Data records:
- Opening Delimiter -

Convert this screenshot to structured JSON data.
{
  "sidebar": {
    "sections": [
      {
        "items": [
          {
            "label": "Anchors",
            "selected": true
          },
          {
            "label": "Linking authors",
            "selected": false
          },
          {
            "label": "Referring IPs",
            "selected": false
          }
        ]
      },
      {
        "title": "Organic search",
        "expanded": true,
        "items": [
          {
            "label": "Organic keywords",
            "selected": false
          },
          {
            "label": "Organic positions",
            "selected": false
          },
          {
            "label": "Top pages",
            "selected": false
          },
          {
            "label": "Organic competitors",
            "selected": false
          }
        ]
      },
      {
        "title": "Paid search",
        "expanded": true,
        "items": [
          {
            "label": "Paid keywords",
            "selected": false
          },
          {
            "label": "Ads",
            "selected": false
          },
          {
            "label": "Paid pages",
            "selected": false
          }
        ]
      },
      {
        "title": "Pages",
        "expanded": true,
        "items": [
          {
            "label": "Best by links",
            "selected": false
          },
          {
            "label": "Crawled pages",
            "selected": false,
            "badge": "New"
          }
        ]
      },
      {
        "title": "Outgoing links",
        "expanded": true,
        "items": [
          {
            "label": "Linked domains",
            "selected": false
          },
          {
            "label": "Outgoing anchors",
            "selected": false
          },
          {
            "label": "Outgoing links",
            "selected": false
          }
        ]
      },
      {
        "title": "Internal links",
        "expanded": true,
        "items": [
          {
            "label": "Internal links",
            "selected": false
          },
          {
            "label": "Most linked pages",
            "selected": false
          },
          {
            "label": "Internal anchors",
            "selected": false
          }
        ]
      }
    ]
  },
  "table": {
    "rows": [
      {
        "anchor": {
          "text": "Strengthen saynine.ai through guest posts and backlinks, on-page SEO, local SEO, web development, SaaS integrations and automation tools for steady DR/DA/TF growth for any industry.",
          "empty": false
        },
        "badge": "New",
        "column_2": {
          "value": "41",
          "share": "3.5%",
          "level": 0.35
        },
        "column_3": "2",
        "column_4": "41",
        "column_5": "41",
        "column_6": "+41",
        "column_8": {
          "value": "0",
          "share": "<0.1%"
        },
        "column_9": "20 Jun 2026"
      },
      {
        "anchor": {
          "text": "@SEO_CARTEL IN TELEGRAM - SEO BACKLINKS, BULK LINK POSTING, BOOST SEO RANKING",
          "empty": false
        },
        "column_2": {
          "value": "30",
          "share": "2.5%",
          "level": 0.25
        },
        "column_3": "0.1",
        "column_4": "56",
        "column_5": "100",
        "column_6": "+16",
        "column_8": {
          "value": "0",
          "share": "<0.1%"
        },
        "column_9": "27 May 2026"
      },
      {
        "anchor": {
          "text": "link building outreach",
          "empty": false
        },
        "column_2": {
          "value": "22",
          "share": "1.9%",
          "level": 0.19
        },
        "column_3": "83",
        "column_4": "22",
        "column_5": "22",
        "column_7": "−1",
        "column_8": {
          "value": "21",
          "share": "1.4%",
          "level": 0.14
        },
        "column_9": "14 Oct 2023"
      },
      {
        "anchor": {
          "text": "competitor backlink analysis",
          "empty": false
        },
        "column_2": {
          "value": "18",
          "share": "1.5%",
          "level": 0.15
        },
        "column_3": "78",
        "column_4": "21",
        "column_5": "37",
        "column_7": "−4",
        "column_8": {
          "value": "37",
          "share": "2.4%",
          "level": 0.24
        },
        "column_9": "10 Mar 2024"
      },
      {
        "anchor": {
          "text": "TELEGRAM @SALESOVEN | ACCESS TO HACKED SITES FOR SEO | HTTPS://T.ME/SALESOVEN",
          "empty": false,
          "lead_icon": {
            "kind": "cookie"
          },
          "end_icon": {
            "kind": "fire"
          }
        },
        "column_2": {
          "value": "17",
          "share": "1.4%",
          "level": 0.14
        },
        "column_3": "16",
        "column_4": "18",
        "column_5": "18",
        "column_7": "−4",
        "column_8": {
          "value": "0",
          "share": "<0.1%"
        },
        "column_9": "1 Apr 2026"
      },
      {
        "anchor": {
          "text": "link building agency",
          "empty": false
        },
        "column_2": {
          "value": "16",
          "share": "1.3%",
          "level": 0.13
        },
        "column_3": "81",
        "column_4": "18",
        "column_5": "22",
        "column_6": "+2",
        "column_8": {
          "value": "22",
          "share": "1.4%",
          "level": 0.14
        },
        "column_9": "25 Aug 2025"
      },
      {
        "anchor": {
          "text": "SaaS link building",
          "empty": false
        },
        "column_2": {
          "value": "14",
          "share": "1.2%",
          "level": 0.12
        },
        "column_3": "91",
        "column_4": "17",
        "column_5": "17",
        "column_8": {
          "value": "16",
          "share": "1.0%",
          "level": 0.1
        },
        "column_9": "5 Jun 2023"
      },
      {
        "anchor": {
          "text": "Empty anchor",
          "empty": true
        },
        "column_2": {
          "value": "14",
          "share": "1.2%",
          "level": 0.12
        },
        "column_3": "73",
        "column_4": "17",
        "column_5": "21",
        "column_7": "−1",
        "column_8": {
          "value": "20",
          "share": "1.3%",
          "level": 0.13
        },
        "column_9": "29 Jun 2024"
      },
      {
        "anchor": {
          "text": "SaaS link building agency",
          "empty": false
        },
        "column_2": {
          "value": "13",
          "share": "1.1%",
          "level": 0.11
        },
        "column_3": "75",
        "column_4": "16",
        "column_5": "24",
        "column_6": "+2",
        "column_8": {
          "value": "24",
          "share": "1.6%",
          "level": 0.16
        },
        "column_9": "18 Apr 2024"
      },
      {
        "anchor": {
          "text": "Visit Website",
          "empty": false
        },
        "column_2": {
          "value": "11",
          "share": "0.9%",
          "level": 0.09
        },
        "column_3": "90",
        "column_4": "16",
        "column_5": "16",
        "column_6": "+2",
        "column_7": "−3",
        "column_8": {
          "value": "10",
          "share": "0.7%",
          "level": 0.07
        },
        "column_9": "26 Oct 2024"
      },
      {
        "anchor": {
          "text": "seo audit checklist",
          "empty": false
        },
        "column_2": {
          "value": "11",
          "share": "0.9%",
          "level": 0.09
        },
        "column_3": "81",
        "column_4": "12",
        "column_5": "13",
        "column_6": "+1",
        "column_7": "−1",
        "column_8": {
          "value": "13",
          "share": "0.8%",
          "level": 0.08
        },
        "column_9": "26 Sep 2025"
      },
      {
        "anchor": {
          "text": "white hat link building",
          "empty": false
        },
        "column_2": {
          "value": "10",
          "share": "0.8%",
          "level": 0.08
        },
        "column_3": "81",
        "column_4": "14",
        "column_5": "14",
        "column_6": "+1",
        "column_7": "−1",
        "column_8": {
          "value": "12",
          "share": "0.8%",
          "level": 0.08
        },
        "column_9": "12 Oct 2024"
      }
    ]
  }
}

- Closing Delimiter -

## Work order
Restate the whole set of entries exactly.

## Answer for the task
Convert this screenshot to structured JSON data.
{
  "sidebar": {
    "sections": [
      {
        "items": [
          {
            "label": "Anchors",
            "selected": true
          },
          {
            "label": "Linking authors",
            "selected": false
          },
          {
            "label": "Referring IPs",
            "selected": false
          }
        ]
      },
      {
        "title": "Organic search",
        "expanded": true,
        "items": [
          {
            "label": "Organic keywords",
            "selected": false
          },
          {
            "label": "Organic positions",
            "selected": false
          },
          {
            "label": "Top pages",
            "selected": false
          },
          {
            "label": "Organic competitors",
            "selected": false
          }
        ]
      },
      {
        "title": "Paid search",
        "expanded": true,
        "items": [
          {
            "label": "Paid keywords",
            "selected": false
          },
          {
            "label": "Ads",
            "selected": false
          },
          {
            "label": "Paid pages",
            "selected": false
          }
        ]
      },
      {
        "title": "Pages",
        "expanded": true,
        "items": [
          {
            "label": "Best by links",
            "selected": false
          },
          {
            "label": "Crawled pages",
            "selected": false,
            "badge": "New"
          }
        ]
      },
      {
        "title": "Outgoing links",
        "expanded": true,
        "items": [
          {
            "label": "Linked domains",
            "selected": false
          },
          {
            "label": "Outgoing anchors",
            "selected": false
          },
          {
            "label": "Outgoing links",
            "selected": false
          }
        ]
      },
      {
        "title": "Internal links",
        "expanded": true,
        "items": [
          {
            "label": "Internal links",
            "selected": false
          },
          {
            "label": "Most linked pages",
            "selected": false
          },
          {
            "label": "Internal anchors",
            "selected": false
          }
        ]
      }
    ]
  },
  "table": {
    "rows": [
      {
        "anchor": {
          "text": "Strengthen saynine.ai through guest posts and backlinks, on-page SEO, local SEO, web development, SaaS integrations and automation tools for steady DR/DA/TF growth for any industry.",
          "empty": false
        },
        "badge": "New",
        "column_2": {
          "value": "41",
          "share": "3.5%",
          "level": 0.35
        },
        "column_3": "2",
        "column_4": "41",
        "column_5": "41",
        "column_6": "+41",
        "column_8": {
          "value": "0",
          "share": "<0.1%"
        },
        "column_9": "20 Jun 2026"
      },
      {
        "anchor": {
          "text": "@SEO_CARTEL IN TELEGRAM - SEO BACKLINKS, BULK LINK POSTING, BOOST SEO RANKING",
          "empty": false
        },
        "column_2": {
          "value": "30",
          "share": "2.5%",
          "level": 0.25
        },
        "column_3": "0.1",
        "column_4": "56",
        "column_5": "100",
        "column_6": "+16",
        "column_8": {
          "value": "0",
          "share": "<0.1%"
        },
        "column_9": "27 May 2026"
      },
      {
        "anchor": {
          "text": "link building outreach",
          "empty": false
        },
        "column_2": {
          "value": "22",
          "share": "1.9%",
          "level": 0.19
        },
        "column_3": "83",
        "column_4": "22",
        "column_5": "22",
        "column_7": "−1",
        "column_8": {
          "value": "21",
          "share": "1.4%",
          "level": 0.14
        },
        "column_9": "14 Oct 2023"
      },
      {
        "anchor": {
          "text": "competitor backlink analysis",
          "empty": false
        },
        "column_2": {
          "value": "18",
          "share": "1.5%",
          "level": 0.15
        },
        "column_3": "78",
        "column_4": "21",
        "column_5": "37",
        "column_7": "−4",
        "column_8": {
          "value": "37",
          "share": "2.4%",
          "level": 0.24
        },
        "column_9": "10 Mar 2024"
      },
      {
        "anchor": {
          "text": "TELEGRAM @SALESOVEN | ACCESS TO HACKED SITES FOR SEO | HTTPS://T.ME/SALESOVEN",
          "empty": false,
          "lead_icon": {
            "kind": "cookie"
          },
          "end_icon": {
            "kind": "fire"
          }
        },
        "column_2": {
          "value": "17",
          "share": "1.4%",
          "level": 0.14
        },
        "column_3": "16",
        "column_4": "18",
        "column_5": "18",
        "column_7": "−4",
        "column_8": {
          "value": "0",
          "share": "<0.1%"
        },
        "column_9": "1 Apr 2026"
      },
      {
        "anchor": {
          "text": "link building agency",
          "empty": false
        },
        "column_2": {
          "value": "16",
          "share": "1.3%",
          "level": 0.13
        },
        "column_3": "81",
        "column_4": "18",
        "column_5": "22",
        "column_6": "+2",
        "column_8": {
          "value": "22",
          "share": "1.4%",
          "level": 0.14
        },
        "column_9": "25 Aug 2025"
      },
      {
        "anchor": {
          "text": "SaaS link building",
          "empty": false
        },
        "column_2": {
          "value": "14",
          "share": "1.2%",
          "level": 0.12
        },
        "column_3": "91",
        "column_4": "17",
        "column_5": "17",
        "column_8": {
          "value": "16",
          "share": "1.0%",
          "level": 0.1
        },
        "column_9": "5 Jun 2023"
      },
      {
        "anchor": {
          "text": "Empty anchor",
          "empty": true
        },
        "column_2": {
          "value": "14",
          "share": "1.2%",
          "level": 0.12
        },
        "column_3": "73",
        "column_4": "17",
        "column_5": "21",
        "column_7": "−1",
        "column_8": {
          "value": "20",
          "share": "1.3%",
          "level": 0.13
        },
        "column_9": "29 Jun 2024"
      },
      {
        "anchor": {
          "text": "SaaS link building agency",
          "empty": false
        },
        "column_2": {
          "value": "13",
          "share": "1.1%",
          "level": 0.11
        },
        "column_3": "75",
        "column_4": "16",
        "column_5": "24",
        "column_6": "+2",
        "column_8": {
          "value": "24",
          "share": "1.6%",
          "level": 0.16
        },
        "column_9": "18 Apr 2024"
      },
      {
        "anchor": {
          "text": "Visit Website",
          "empty": false
        },
        "column_2": {
          "value": "11",
          "share": "0.9%",
          "level": 0.09
        },
        "column_3": "90",
        "column_4": "16",
        "column_5": "16",
        "column_6": "+2",
        "column_7": "−3",
        "column_8": {
          "value": "10",
          "share": "0.7%",
          "level": 0.07
        },
        "column_9": "26 Oct 2024"
      },
      {
        "anchor": {
          "text": "seo audit checklist",
          "empty": false
        },
        "column_2": {
          "value": "11",
          "share": "0.9%",
          "level": 0.09
        },
        "column_3": "81",
        "column_4": "12",
        "column_5": "13",
        "column_6": "+1",
        "column_7": "−1",
        "column_8": {
          "value": "13",
          "share": "0.8%",
          "level": 0.08
        },
        "column_9": "26 Sep 2025"
      },
      {
        "anchor": {
          "text": "white hat link building",
          "empty": false
        },
        "column_2": {
          "value": "10",
          "share": "0.8%",
          "level": 0.08
        },
        "column_3": "81",
        "column_4": "14",
        "column_5": "14",
        "column_6": "+1",
        "column_7": "−1",
        "column_8": {
          "value": "12",
          "share": "0.8%",
          "level": 0.08
        },
        "column_9": "12 Oct 2024"
      }
    ]
  }
}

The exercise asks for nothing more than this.